Data about app and page elements:
━━━━━━

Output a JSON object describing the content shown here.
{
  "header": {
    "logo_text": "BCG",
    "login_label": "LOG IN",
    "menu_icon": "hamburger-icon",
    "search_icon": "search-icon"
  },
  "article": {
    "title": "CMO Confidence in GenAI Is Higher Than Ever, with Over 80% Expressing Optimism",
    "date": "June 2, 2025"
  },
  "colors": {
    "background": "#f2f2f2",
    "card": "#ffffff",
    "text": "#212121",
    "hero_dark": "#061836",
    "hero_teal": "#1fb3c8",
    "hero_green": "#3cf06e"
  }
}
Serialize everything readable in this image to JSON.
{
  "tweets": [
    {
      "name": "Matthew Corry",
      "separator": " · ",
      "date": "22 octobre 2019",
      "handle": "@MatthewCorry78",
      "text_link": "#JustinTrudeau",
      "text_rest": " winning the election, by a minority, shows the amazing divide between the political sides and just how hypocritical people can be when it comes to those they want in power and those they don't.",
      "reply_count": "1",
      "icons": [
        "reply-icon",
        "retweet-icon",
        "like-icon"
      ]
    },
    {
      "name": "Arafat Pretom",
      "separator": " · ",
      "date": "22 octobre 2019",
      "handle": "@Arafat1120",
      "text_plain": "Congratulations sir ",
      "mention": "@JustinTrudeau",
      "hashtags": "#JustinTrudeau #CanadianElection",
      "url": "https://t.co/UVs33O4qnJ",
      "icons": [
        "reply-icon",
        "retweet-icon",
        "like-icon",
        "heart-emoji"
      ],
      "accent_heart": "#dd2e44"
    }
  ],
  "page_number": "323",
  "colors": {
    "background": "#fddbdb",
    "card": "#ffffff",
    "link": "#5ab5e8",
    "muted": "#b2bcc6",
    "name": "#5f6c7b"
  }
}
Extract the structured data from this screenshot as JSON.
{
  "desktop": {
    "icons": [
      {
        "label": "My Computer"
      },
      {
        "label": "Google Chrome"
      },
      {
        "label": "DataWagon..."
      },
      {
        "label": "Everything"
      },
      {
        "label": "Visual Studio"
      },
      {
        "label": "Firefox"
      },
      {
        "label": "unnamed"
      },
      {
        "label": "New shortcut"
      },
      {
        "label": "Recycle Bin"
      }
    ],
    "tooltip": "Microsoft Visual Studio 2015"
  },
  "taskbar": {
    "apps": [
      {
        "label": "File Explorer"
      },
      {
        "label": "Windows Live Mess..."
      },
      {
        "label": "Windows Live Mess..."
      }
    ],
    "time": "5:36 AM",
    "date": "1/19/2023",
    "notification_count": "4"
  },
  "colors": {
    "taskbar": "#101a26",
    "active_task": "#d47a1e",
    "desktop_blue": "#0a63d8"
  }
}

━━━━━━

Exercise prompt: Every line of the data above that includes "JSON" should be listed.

Solution to this exercise:
Output a JSON object describing the content shown here.
Serialize everything readable in this image to JSON.
Extract the structured data from this screenshot as JSON.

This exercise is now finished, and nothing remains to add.